EUDC on Education as ratified in its Political Program - Feb 2015
Education is one badly hit under the PFDJ regime to the extent that we lost the one and only university in our country. All other colleges opened under the PFDJ where tailored to satisfy the oppressing machinery of the regime. There is no situation that encourages our students to go for higher or further education. In fact there was time when students were intentionally failed so that they do not go to the so called “National Service”.
Students who were deprived to fulfill their dreams in their beloved country are now joining universities in the Sudan, Ethiopia and far away across the globe. Lack of qualified teachers added with the fact that they cannot plan for their future have resulted in a very weak educational standard. The fact that the Ethiopian universities entrance exam lowered specifically for Eritreans shows how the standard of education has deteriorated in the country.
EUDC believes that first and foremost it has to be constitutionalized that citizens, without the interference of the government are the decision makers of their own destiny and their future. It is only then that we can raise citizens’ self-esteem and it is only then that we can start a real capacity building. At the moment our young people are fleeing the country in their droves. We can only reverse the push and pull factor by paving a bright future and demonstrating that staying in the country would be more rewarding that longing an alien country.
The traumatic history of Eritrea is a consequence of the successive foreign occupations that the country was subjected to since its emergence as nation state. Colonialism curved out Eritrea’s political boundaries and thereby contributed most to its diversity, while it thwarted Eritrea’s traditional direction and the ‘natural’ pace of growth.

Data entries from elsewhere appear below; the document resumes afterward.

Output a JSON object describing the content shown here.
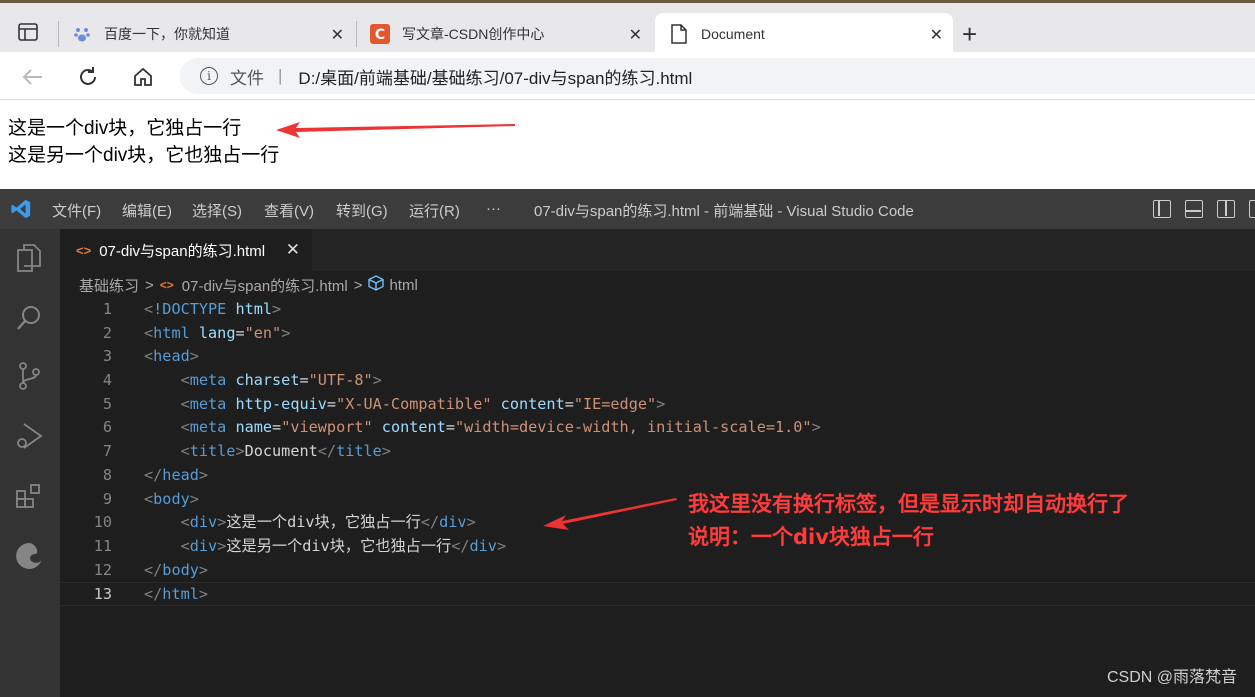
{
  "browser": {
    "tabs": [
      {
        "title": "百度一下，你就知道",
        "icon": "baidu-paw-icon",
        "active": false
      },
      {
        "title": "写文章-CSDN创作中心",
        "icon": "csdn-logo-icon",
        "active": false
      },
      {
        "title": "Document",
        "icon": "document-icon",
        "active": true
      }
    ],
    "close_glyph": "✕",
    "new_tab_glyph": "+",
    "address": {
      "info_glyph": "i",
      "file_label": "文件",
      "separator": "|",
      "url": "D:/桌面/前端基础/基础练习/07-div与span的练习.html"
    },
    "page": {
      "line1": "这是一个div块，它独占一行",
      "line2": "这是另一个div块，它也独占一行"
    }
  },
  "vscode": {
    "menu": [
      "文件(F)",
      "编辑(E)",
      "选择(S)",
      "查看(V)",
      "转到(G)",
      "运行(R)",
      "···"
    ],
    "window_title": "07-div与span的练习.html - 前端基础 - Visual Studio Code",
    "editor_tab": {
      "label": "07-div与span的练习.html",
      "icon_glyph": "<>",
      "close_glyph": "✕"
    },
    "breadcrumb": {
      "folder": "基础练习",
      "sep": ">",
      "file": "07-div与span的练习.html",
      "symbol": "html"
    },
    "code_lines": [
      {
        "n": "1"
      },
      {
        "n": "2"
      },
      {
        "n": "3"
      },
      {
        "n": "4"
      },
      {
        "n": "5"
      },
      {
        "n": "6"
      },
      {
        "n": "7"
      },
      {
        "n": "8"
      },
      {
        "n": "9"
      },
      {
        "n": "10"
      },
      {
        "n": "11"
      },
      {
        "n": "12"
      },
      {
        "n": "13"
      }
    ],
    "code": {
      "doctype": "!DOCTYPE",
      "html_kw": "html",
      "lang_attr": "lang",
      "lang_val": "\"en\"",
      "head": "head",
      "meta": "meta",
      "charset": "charset",
      "charset_val": "\"UTF-8\"",
      "http_equiv": "http-equiv",
      "http_equiv_val": "\"X-UA-Compatible\"",
      "content": "content",
      "content_val1": "\"IE=edge\"",
      "name": "name",
      "name_val": "\"viewport\"",
      "content_val2": "\"width=device-width, initial-scale=1.0\"",
      "title": "title",
      "title_text": "Document",
      "body": "body",
      "div": "div",
      "div1_text": "这是一个div块，它独占一行",
      "div2_text": "这是另一个div块，它也独占一行"
    },
    "annotation": {
      "line1": "我这里没有换行标签，但是显示时却自动换行了",
      "line2": "说明：一个div块独占一行",
      "color": "#ff3b3b"
    },
    "watermark": "CSDN @雨落梵音"
  }
}
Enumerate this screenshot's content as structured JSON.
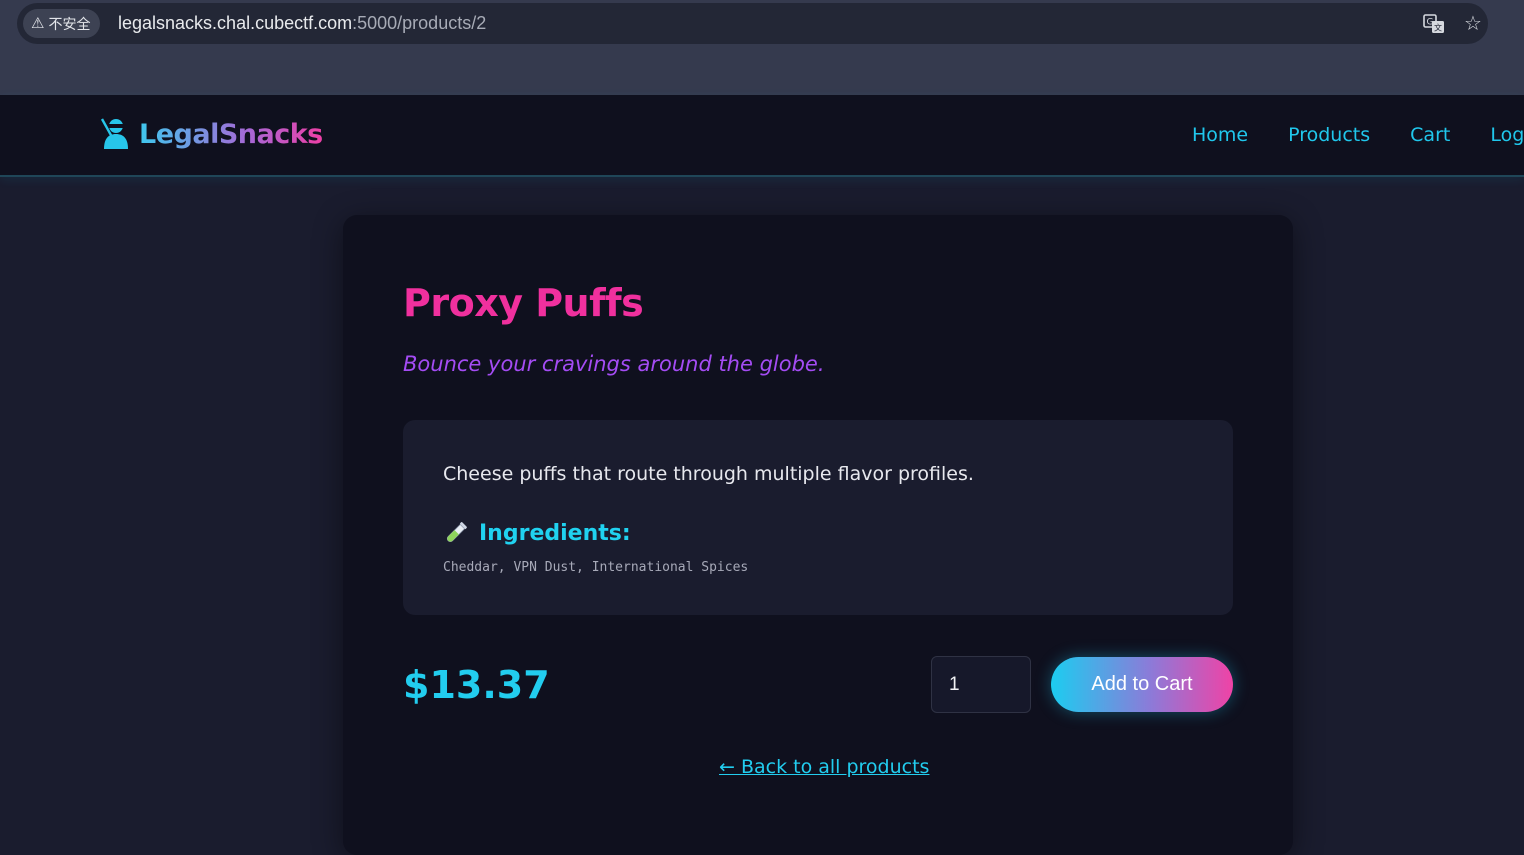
{
  "browser": {
    "security_label": "不安全",
    "url_host": "legalsnacks.chal.cubectf.com",
    "url_path": ":5000/products/2",
    "icons": [
      "warning-icon",
      "translate-icon",
      "star-icon",
      "extension-icon"
    ]
  },
  "navbar": {
    "brand_name": "LegalSnacks",
    "brand_icon": "ninja-icon",
    "links": [
      "Home",
      "Products",
      "Cart",
      "Logo"
    ]
  },
  "product": {
    "title": "Proxy Puffs",
    "tagline": "Bounce your cravings around the globe.",
    "description": "Cheese puffs that route through multiple flavor profiles.",
    "ingredients_heading": "Ingredients:",
    "ingredients_icon": "test-tube-icon",
    "ingredients": "Cheddar, VPN Dust, International Spices",
    "price": "$13.37",
    "quantity": "1",
    "add_to_cart_label": "Add to Cart",
    "back_link": "← Back to all products"
  },
  "colors": {
    "page_bg": "#1a1c2e",
    "card_bg": "#0f101e",
    "title": "#f0309e",
    "tagline": "#a44cf4",
    "accent_cyan": "#20c7ec"
  }
}
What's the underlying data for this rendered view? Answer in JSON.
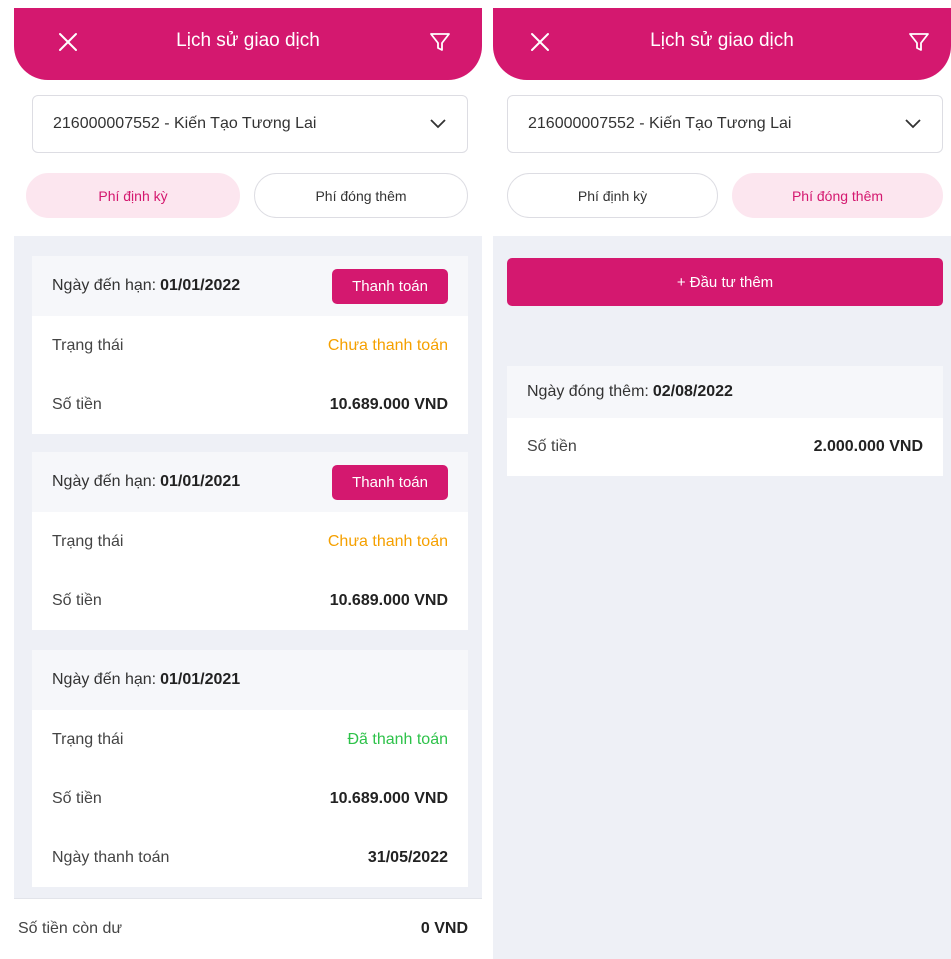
{
  "left": {
    "header": {
      "title": "Lịch sử giao dịch"
    },
    "account": {
      "value": "216000007552 - Kiến Tạo Tương Lai"
    },
    "tabs": [
      {
        "label": "Phí định kỳ"
      },
      {
        "label": "Phí đóng thêm"
      }
    ],
    "cards": [
      {
        "due_label": "Ngày đến hạn:",
        "due_date": "01/01/2022",
        "pay_label": "Thanh toán",
        "status_label": "Trạng thái",
        "status_value": "Chưa thanh toán",
        "amount_label": "Số tiền",
        "amount_value": "10.689.000 VND"
      },
      {
        "due_label": "Ngày đến hạn:",
        "due_date": "01/01/2021",
        "pay_label": "Thanh toán",
        "status_label": "Trạng thái",
        "status_value": "Chưa thanh toán",
        "amount_label": "Số tiền",
        "amount_value": "10.689.000 VND"
      },
      {
        "due_label": "Ngày đến hạn:",
        "due_date": "01/01/2021",
        "status_label": "Trạng thái",
        "status_value": "Đã thanh toán",
        "amount_label": "Số tiền",
        "amount_value": "10.689.000 VND",
        "paydate_label": "Ngày thanh toán",
        "paydate_value": "31/05/2022"
      }
    ],
    "footer": {
      "label": "Số tiền còn dư",
      "value": "0 VND"
    }
  },
  "right": {
    "header": {
      "title": "Lịch sử giao dịch"
    },
    "account": {
      "value": "216000007552 - Kiến Tạo Tương Lai"
    },
    "tabs": [
      {
        "label": "Phí định kỳ"
      },
      {
        "label": "Phí đóng thêm"
      }
    ],
    "invest_button": "+ Đầu tư thêm",
    "extra": {
      "date_label": "Ngày đóng thêm:",
      "date_value": "02/08/2022",
      "amount_label": "Số tiền",
      "amount_value": "2.000.000 VND"
    }
  },
  "colors": {
    "brand": "#d4186f",
    "unpaid": "#f5a000",
    "paid": "#2ec24a",
    "background": "#eef0f6"
  },
  "icons": {
    "close": "close-icon",
    "filter": "filter-icon",
    "dropdown": "chevron-down-icon"
  }
}
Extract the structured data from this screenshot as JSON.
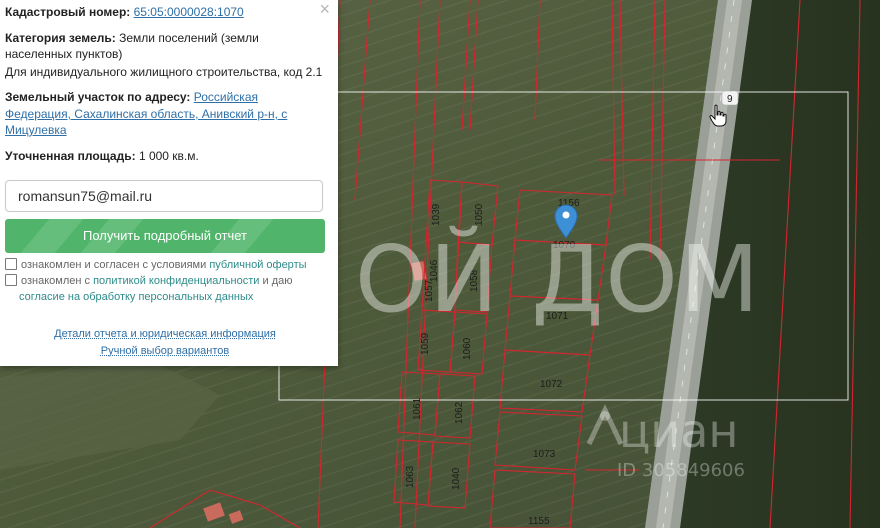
{
  "panel": {
    "cadastral_label": "Кадастровый номер:",
    "cadastral_value": "65:05:0000028:1070",
    "category_label": "Категория земель:",
    "category_value_1": "Земли поселений (земли",
    "category_value_2": "населенных пунктов)",
    "use_line": "Для индивидуального жилищного строительства, код 2.1",
    "address_label": "Земельный участок по адресу:",
    "address_line_1": "Российская",
    "address_line_2": "Федерация, Сахалинская область, Анивский р-н, с",
    "address_line_3": "Мицулевка",
    "area_label": "Уточненная площадь:",
    "area_value": "1 000 кв.м.",
    "email_value": "romansun75@mail.ru",
    "report_button": "Получить подробный отчет",
    "check1_text": "ознакомлен и согласен с условиями",
    "check1_link": "публичной оферты",
    "check2_text_a": "ознакомлен с",
    "check2_link_a": "политикой конфиденциальности",
    "check2_text_b": "и даю",
    "check2_link_b": "согласие на обработку персональных данных",
    "details_link": "Детали отчета и юридическая информация",
    "manual_link": "Ручной выбор вариантов",
    "close_glyph": "×"
  },
  "map": {
    "watermark_text": "ОЙ ДОМ",
    "cian_word": "циан",
    "cian_id": "ID 305849606",
    "road_number": "9",
    "parcel_labels": [
      "1156",
      "1070",
      "1039",
      "1050",
      "1046",
      "1058",
      "1057",
      "1071",
      "1059",
      "1060",
      "1072",
      "1061",
      "1062",
      "1073",
      "1063",
      "1040",
      "1155"
    ],
    "colors": {
      "parcel_line": "#d2262f",
      "selection_box": "#ffffff",
      "marker": "#3d8fd6",
      "button": "#50b56a"
    }
  },
  "icons": {
    "marker": "map-pin-icon",
    "cursor": "hand-cursor-icon",
    "close": "close-icon"
  }
}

Formally, Eritrea has nine languages - (in alphabetical order): Afar, Arabic, Bilen, Kunama, Nara, Saho, Tabadawie, Tigre and Tigrinya. There are no credible demographic figures to show the exact number of each, but it is widely believed that Tigrinya is the Lingua-Franca - commercial tongue.
Had Eritrea been monolingual there wouldn’t have been communication problems, be it in business, public administration, education and so on, and subsequently, government policy on languages would have been uncalled for. The first tangible language policy in Eritrea was articulated in the constitution of 1952. In view of the dramatic national and global changes that have taken place during the 63 years to date it may warrant opening the language issue once more. Evidently, the language policy of PFDJ government in Asmara is suffocating both national unity and social harmony in the country.
Our organization strongly believes that it is imperative for the PFDJ dictatorship to be removed and that a democratically elected national parliament is in place for us to acquire a sound language policy. In this respect, we in the EUDC, maintain the idea that the stipulations of the 1952 constitution were more prudent and inclusive than the one ratified in 1997, be it defunct.
Although it is ultimately the task of future proper parliament, we at the EUDC will continue to press for Tigrinya and Arabic to be the official languages of government. We see that all Eritrean languages are equal. Local ethnic or multi-ethnic federal administrations (governments) can decide whether or not to use their respective local language as a working language for their local government dealings.
Researchers of language policy seem to agree that there is a direct correlation between proficiency in the dominant language and the enhancement of the social status and political power of the speakers of that language. As it happens, while in theory all the nine Eritrean languages are equal in status, in reality, PFDJ for its own sinister reasons happen to suppress the Arabic language which has never been for the interests of the Tigrigna people. if we take for example the Sawa Military Training Camp, (to which everyone between 18 and 40 years Eritrean must go) provides its training almost exclusively in Tigrinya – and so does the “Serving the Truth” mouth piece of the regime with a little bit of cosmetic changes.
Considering Eritrea’s meagre resources, it is vital that the debate on language policy be conducted in honest and transparent manners by allowing as many citizens as possible to take part directly, through the mass media and most importantly in the Eritrean parliament.
At this juncture it is important to stress that Eritrea is multilingual and government policies will be indispensable. Language is indeed linked (to various degrees) to citizens’ rights, identity and political clout or influence. My organization fully believes that sound language policy debate must start among us.
Eritrean Unity for Democratic Change believes that the PFDJ education and language policy has to be scrapped all-together and a new progressive and inspiring policy need to be designed. Education, religion and language each must have independent policy not that one dependent of the other.
According to our political program all primary schools will be mandatory and all high school education will be free to all nationals. Higher and further education will be provided each according to the government’s financial and human resources capability. All education curriculums should be tailored in a way that serves the current and future socio-economic and political demand and necessity of the nation. Both Tigrigna and Arabic will of official working languages not only on paper but in all official dealings.